— ACTION ITEM —
When a line in the entries contains the word "product", copy that line in full.

— TASK INPUT —
·····
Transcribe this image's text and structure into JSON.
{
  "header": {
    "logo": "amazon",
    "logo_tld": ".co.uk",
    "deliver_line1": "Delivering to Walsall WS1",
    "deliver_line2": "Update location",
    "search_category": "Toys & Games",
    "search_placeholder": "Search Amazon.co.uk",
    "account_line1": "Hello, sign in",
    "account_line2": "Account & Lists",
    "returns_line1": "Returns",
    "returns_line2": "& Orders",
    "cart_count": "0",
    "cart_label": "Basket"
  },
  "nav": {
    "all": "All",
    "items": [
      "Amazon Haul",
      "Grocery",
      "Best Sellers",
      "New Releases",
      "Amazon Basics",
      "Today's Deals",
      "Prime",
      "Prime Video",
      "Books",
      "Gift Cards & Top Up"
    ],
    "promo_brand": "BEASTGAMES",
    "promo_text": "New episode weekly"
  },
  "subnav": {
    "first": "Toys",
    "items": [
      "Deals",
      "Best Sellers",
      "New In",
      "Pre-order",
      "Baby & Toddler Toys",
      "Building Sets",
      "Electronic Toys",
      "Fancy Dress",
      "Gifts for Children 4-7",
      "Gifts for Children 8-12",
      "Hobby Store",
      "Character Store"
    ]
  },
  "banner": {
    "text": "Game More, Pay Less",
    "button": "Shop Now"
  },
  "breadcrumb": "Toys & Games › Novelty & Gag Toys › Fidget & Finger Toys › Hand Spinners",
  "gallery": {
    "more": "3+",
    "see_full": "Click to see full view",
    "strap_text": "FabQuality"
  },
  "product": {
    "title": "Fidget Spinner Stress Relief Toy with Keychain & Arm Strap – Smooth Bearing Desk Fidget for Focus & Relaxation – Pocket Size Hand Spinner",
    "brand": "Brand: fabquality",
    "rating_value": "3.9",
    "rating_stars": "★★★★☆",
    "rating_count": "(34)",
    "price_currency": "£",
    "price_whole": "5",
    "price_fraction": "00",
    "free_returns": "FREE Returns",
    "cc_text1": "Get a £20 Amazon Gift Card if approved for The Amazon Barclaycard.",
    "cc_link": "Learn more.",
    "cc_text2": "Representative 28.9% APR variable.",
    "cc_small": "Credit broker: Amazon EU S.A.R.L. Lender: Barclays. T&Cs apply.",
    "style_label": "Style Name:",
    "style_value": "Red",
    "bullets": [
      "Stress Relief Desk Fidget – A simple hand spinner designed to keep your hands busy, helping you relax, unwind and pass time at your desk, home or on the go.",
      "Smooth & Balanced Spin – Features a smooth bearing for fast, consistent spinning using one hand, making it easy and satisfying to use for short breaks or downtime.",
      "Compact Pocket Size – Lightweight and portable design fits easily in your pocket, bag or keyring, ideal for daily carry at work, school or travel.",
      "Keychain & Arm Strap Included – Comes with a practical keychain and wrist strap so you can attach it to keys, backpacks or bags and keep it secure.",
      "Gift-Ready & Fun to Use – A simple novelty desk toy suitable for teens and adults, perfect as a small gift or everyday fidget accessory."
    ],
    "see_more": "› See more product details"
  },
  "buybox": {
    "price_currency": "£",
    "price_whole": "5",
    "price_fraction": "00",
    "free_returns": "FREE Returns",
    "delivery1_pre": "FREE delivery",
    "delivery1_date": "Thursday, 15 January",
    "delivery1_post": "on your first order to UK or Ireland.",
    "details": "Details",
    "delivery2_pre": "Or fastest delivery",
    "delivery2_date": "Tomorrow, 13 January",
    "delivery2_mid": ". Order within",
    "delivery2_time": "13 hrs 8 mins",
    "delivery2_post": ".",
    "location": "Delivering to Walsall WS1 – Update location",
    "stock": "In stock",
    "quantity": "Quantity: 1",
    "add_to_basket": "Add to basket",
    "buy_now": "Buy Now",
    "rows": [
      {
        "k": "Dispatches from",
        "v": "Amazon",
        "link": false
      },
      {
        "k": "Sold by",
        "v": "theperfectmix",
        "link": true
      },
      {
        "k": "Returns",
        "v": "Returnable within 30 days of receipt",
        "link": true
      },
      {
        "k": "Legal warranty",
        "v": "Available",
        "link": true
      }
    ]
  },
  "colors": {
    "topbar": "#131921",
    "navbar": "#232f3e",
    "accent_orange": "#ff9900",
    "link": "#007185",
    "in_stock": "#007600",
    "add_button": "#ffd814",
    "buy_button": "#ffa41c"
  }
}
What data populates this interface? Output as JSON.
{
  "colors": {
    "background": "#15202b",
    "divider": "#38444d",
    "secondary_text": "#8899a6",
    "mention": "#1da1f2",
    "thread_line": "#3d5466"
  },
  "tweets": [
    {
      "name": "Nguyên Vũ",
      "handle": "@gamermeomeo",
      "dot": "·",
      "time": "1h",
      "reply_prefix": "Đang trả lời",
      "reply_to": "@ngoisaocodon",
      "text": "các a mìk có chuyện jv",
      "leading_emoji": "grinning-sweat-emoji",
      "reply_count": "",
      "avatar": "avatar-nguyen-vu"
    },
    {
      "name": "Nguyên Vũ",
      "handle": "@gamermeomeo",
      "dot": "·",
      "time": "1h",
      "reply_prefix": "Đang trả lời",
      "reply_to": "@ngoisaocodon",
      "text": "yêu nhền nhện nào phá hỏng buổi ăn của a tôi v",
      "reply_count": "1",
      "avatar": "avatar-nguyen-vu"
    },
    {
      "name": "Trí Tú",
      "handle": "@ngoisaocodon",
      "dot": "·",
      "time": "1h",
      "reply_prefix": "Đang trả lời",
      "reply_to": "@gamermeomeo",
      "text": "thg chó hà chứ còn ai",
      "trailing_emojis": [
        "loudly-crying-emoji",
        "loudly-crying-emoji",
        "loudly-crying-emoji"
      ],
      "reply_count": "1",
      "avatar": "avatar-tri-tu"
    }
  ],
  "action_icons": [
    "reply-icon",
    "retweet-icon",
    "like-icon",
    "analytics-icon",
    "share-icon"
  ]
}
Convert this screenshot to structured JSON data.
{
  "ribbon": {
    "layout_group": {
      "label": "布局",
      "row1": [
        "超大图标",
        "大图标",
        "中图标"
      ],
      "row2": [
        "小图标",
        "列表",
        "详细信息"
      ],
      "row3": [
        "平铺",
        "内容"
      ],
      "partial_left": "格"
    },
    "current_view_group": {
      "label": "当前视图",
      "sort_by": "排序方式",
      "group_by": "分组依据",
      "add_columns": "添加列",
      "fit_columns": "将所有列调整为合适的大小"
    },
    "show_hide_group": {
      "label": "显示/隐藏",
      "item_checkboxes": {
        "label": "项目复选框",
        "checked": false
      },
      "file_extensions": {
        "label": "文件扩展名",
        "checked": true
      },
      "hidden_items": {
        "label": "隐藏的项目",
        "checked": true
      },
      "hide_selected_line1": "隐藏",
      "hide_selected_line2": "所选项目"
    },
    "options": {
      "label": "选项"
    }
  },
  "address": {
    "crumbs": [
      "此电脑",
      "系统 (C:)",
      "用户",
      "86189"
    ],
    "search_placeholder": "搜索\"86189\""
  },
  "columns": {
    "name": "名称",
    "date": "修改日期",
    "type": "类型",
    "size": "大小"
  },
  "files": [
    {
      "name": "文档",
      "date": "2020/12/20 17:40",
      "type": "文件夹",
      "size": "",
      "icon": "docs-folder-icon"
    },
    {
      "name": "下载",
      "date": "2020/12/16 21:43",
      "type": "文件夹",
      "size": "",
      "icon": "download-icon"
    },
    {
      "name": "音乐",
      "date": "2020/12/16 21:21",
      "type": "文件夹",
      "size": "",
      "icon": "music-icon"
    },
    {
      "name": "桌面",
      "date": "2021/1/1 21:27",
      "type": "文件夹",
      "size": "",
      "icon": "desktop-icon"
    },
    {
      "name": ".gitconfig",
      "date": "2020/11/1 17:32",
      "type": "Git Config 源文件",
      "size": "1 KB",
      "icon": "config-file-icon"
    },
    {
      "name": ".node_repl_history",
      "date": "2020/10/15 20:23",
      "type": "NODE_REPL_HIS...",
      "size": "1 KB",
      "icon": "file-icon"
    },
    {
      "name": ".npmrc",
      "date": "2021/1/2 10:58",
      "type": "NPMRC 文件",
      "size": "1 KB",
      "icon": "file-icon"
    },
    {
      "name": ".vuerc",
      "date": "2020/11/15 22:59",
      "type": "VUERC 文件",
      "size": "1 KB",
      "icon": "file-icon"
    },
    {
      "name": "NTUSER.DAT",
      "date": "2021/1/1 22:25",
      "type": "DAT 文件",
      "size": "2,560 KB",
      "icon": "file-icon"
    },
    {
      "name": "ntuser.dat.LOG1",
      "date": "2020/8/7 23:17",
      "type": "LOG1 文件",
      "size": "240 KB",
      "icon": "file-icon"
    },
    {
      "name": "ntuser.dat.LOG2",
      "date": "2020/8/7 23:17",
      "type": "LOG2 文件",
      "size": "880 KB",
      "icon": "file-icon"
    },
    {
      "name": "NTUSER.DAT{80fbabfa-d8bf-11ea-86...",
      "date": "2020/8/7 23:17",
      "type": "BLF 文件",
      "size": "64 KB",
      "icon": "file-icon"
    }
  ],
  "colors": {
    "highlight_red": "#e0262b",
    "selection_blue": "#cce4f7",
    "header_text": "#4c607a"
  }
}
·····
— SOLUTION FOR THIS TASK —
  "product": {
    "see_more": "› See more product details"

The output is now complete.